After decades in storage, the monumental canvas “Christ and the Children” by Franck Kirchbach required extensive conservation. Through behind-the-scenes images, conservator Jean Dommeruth will discuss the restoration of this important work on view in Sacred Visions: Nineteenth-Century Biblical Art from the Dahesh Museum Collection, including the process of removing discolored varnish and past restorations. A look at the restored work in the galleries with conservators Yeonjoo Kim and Ralph Augsburger will illuminate the discoveries made along the way.
Symposium: They Who Gathered Much: Artists, Audiences, and Collectors of Biblical Imagery
Friday, January 17, 2014
This symposium will investigate the intersection of two dramatic shifts in nineteenth-century culture: the reconfiguring of biblical representation amid shifts in Bible historicism, and the emerging markets for buying, selling, and exhibiting biblical art amid a rise of a new middle-class art patronage.
The objective of recent art historical analyses of religious art has been to study the influence of shifting biblical hermeneutics and expanding patronage in order to determine modules of innovation. Proof of the shift in these spheres was manifested in the growth of galleries, commissions, and the changing role of the church in the middle of the nineteenth century. Political partisanship also helped to influence biblical imagery, either to support or subvert members of the artistic avant-garde. As secularization became a dominating force at this time, evidence suggests that patronage contributed to reshaping a “modern religious imagery.” Since the Enlightenment, the historical validity and relevance to modern life of the Bible has been a source of intense debate, challenging artists to explore Christian concepts amid competing cultural forces.
10:00 am-12:30 pm Morning Session: Three papers each followed by a short Q & A period
12:30-2:00 pm Participants will have lunch on their own
2:00-4:00 pm Afternoon Session: two papers each followed by a Q & A period
4:00 -5:00 pm Roundtable discussion and wine and cheese reception
The symposium is free and open to the public. Registration is suggested but not required. For more information or to register, please call (212) 408-1500
Thursday, January 16, 2014
Enjoy the exhibition Sacred Visions through a fun evening of informal discussion and sketching in the galleries. An experienced art educator will lead participants of all ages and abilities through simple drawing exercises based on works of art in the exhibition. Supplies will be provided but visitors are welcome to bring their own sketch pads and pencils. Drop in at any time throughout the evening.
Thursday, April 17, 2014
Hunter Barnes is a photographer who focuses his artistic gaze on the faces of proud groups of people who are consistently misrepresented in the modern American narrative. At MOBIA he will speak about his project and book, A Testimony of Serpent Handling, and share images and personal stories from his time spent in West Virginia. “I was invited by the families and congregation of my friend’s Serpent Handling churches in West Virginia to live and document their lives.
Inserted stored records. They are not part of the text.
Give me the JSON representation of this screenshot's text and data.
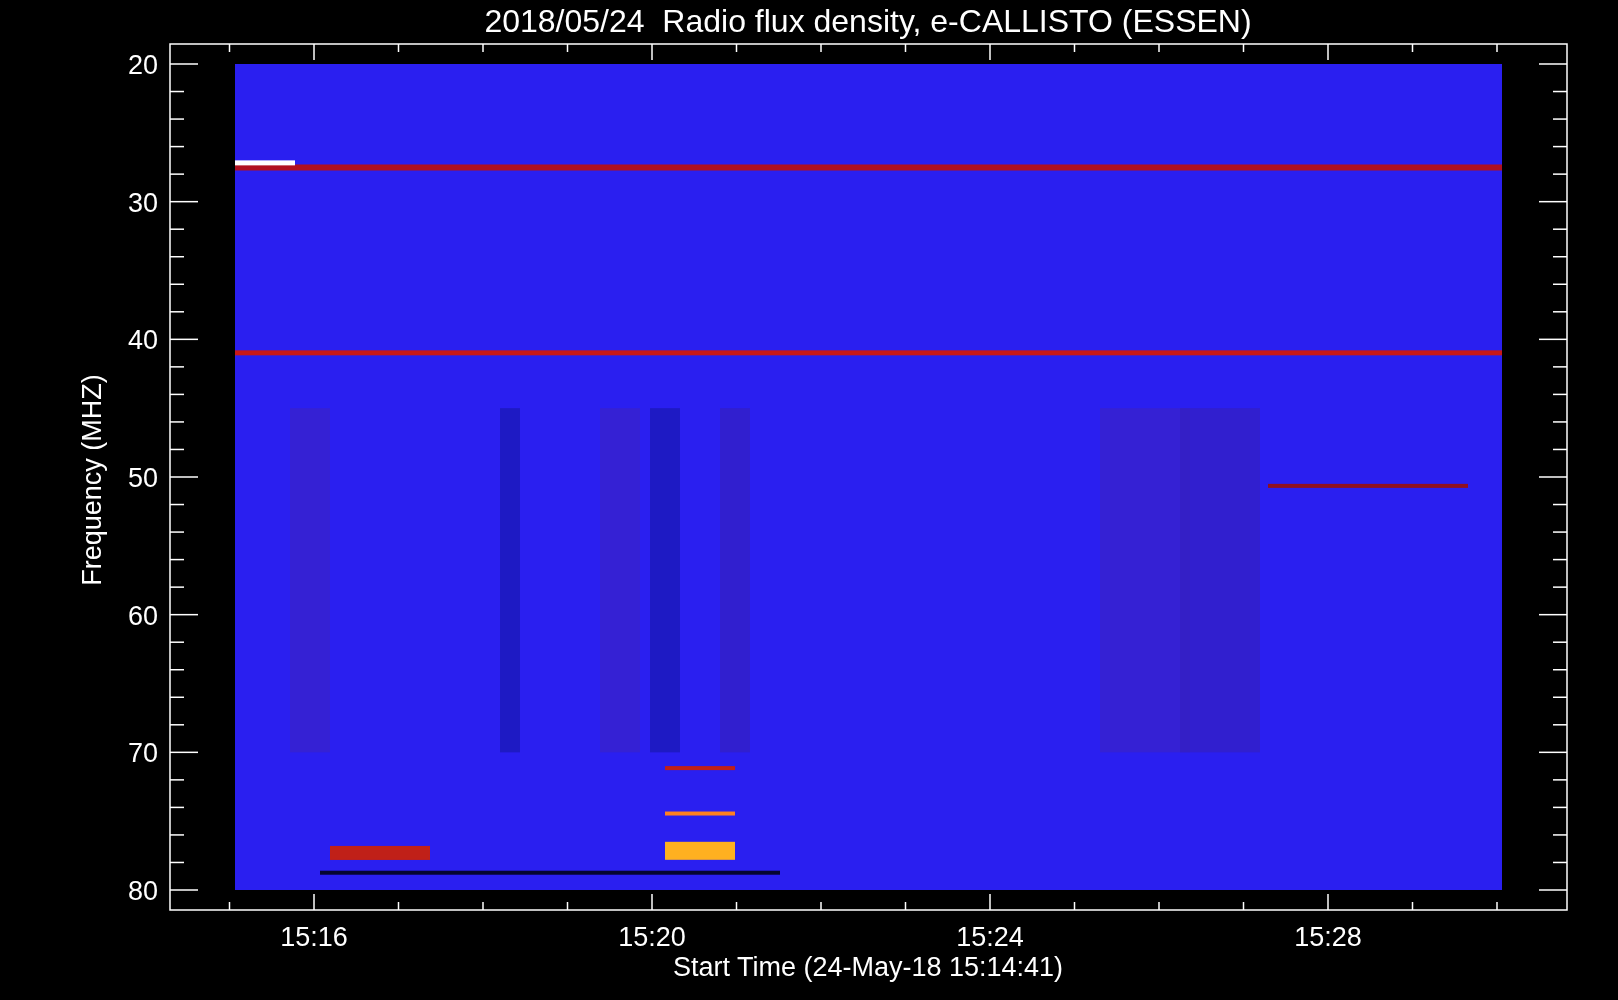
{
  "title": "2018/05/24  Radio flux density, e-CALLISTO (ESSEN)",
  "y_axis": {
    "label": "Frequency (MHZ)",
    "ticks": [
      "20",
      "30",
      "40",
      "50",
      "60",
      "70",
      "80"
    ]
  },
  "x_axis": {
    "label": "Start Time (24-May-18 15:14:41)",
    "ticks": [
      "15:16",
      "15:20",
      "15:24",
      "15:28"
    ]
  }
}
The people in these photographs took me in as one of their own. I was shown a way of life sometimes unseen and able to share their story.” – Hunter Barnes
For more information about Hunter Barnes and his photograph, visit his website: http://www.hunterbarnes.com/
Each Saturday and Sunday, 2:00 pm
MOBIA staff members introduce visitors to current exhibitions through rich stories and interesting details in works of art on view.
During Sacred Visions: Nineteenth-Century Biblical Art from the Dahesh Museum Collection:
October 19 and 20